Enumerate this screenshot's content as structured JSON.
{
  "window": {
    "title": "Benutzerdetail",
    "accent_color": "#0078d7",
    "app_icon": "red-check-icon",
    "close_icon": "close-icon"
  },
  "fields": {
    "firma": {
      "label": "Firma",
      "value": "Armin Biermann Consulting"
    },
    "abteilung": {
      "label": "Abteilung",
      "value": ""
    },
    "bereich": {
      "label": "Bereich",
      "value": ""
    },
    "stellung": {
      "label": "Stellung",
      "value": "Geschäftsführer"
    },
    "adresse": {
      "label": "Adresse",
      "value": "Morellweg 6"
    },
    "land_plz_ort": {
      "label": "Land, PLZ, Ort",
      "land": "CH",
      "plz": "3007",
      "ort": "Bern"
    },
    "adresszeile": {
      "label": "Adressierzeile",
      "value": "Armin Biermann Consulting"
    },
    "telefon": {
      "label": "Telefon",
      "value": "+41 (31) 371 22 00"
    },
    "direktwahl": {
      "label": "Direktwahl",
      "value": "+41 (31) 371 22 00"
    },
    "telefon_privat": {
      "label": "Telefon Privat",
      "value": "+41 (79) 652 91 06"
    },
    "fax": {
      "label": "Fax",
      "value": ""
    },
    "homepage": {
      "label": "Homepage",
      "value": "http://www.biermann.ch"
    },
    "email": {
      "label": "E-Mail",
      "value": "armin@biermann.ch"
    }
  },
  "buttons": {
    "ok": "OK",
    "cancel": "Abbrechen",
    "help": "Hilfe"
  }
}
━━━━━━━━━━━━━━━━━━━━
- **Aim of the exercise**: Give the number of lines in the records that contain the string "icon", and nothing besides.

- **Task answer**: 2